Here is a quick summary of the key ideas:
Always Consult instead of Sell
Rather than harping on past accolades and what you can do if the organization hires you, transform every sales situation into an opportunity to demonstrate value. Start adding value from the very first meeting… without waiting to be hired. Don’t worry about a potential client taking advantage of your generosity. (One potential client in 10 may – but you don’t want that one potential client as a customer anyway!)
Tell kind truth
Be ready to confront a client with a problematic message, even if the client might not like hearing it. Don’t sugar coat or be obsequious. Rather, replay the message in a manner that recognizes the dignity and humanity of the client. Be prepared to deal with “the elephant in the room” that everyone else (including your competitors) is afraid to address.
Don’t be afraid to ask questions or suggest ideas, even if they seem obvious
There is a good chance that a seemingly obvious question/suggestion is actually of benefit to many in the audience.
Of course, there is also that chance of posing a “dumb” question. But no one is expecting perfection from their consultants, but they do expect transparency and honesty. There is no better way to demonstrate both than by acknowledging mistakes.
Make everything about the client
Be prepared to humble yourself by sacrificially taking the burden off of a client in a difficult situation. Be ready to take on whatever the client needs you to do within the context of the services you offer.
The focus of all of your attention needs to be on understanding, supporting, and honoring the business of the client. Do not try to shift attention to yourself, your skills, or your knowledge. Honor the client’s work by taking an active interest in their business and appreciating the importance of their work.
Admit your weaknesses and limitations
Be true to your strengths and be open to admitting your weaknesses. Not doing so will wear you out and prevent you from doing your best in your areas of strength.
Like many of you, we at AIS attempt to subsume many of the above ideas from Lencioni’s book. For example, rather than “sell” a project, we often co-invest (along with the customer) in a micro-POC* or a one-day architecture and design session that helps lay out the vision for the solution, identify main risks, and crystallize the requirements for a project. With the insights derived from a micro-POC, clients can make an informed decision on whether to move forward or not. Here are a couple of examples of micro-POCs: Jupyter Notebooks as a Custom Calculation Engine, and Just-in-Time Permission Control with Azure RBAC
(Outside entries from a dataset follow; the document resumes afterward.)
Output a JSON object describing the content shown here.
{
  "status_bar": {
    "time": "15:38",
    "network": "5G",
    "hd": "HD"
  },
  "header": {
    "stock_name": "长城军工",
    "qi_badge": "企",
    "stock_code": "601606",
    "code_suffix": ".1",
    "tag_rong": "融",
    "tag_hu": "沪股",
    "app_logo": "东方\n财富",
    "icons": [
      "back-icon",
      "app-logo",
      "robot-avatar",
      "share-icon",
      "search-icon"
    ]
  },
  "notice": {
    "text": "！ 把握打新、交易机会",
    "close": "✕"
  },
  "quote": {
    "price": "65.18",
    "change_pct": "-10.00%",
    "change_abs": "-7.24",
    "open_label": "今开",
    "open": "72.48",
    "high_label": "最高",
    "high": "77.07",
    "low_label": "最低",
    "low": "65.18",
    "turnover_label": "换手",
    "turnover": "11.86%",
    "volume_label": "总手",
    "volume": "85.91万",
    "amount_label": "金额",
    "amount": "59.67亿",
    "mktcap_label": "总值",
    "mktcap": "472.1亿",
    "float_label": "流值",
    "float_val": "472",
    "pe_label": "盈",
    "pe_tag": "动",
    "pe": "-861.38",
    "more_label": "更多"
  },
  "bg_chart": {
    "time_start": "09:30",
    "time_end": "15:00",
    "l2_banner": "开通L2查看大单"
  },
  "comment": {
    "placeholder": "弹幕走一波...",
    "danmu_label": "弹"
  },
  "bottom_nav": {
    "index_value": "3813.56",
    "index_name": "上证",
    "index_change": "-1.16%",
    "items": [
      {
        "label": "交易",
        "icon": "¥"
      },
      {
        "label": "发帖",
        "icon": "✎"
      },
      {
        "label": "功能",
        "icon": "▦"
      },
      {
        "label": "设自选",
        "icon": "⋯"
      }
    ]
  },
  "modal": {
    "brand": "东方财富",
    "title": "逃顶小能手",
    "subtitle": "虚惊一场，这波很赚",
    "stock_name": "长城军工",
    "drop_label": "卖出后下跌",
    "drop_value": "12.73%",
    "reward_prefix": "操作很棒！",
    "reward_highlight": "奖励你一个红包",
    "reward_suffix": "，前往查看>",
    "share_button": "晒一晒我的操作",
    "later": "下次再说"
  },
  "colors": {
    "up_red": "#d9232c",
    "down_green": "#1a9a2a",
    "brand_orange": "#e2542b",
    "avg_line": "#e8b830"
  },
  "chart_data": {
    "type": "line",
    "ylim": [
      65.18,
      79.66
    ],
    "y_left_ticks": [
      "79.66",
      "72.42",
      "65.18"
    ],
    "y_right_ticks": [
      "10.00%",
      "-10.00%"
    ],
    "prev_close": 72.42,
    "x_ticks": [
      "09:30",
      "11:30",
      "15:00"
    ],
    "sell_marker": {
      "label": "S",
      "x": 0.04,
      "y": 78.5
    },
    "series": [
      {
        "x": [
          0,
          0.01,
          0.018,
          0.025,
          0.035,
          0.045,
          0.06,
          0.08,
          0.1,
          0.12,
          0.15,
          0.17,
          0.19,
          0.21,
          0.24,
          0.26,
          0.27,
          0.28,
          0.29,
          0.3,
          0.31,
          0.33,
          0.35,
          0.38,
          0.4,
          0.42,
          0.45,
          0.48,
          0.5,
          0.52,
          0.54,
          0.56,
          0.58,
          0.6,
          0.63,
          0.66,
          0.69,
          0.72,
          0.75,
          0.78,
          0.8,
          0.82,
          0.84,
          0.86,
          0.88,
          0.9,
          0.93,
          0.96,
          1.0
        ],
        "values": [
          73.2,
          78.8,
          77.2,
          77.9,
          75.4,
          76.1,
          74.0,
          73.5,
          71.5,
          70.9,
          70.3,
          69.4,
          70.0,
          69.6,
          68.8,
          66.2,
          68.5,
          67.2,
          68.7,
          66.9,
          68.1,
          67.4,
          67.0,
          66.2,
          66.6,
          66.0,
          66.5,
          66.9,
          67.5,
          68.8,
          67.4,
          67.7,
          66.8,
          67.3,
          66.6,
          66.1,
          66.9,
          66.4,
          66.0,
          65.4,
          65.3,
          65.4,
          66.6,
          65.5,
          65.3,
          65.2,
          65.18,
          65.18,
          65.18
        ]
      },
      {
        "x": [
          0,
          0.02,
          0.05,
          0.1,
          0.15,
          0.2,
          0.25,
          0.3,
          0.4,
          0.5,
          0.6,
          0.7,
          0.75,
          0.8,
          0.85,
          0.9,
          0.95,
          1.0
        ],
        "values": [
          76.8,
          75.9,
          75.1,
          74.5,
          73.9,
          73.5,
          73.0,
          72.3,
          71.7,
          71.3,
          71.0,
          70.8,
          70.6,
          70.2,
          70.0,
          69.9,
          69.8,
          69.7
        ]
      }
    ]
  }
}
* Micro-POC (micro Proof of concept) – a time-boxed (typically ~40 hours) “working” realization of an idea/concept with the aim to better understand the potential, risks, and effort involved. This is *not* an early version of a production application. Also, see this Wikipedia definition of Proof of concept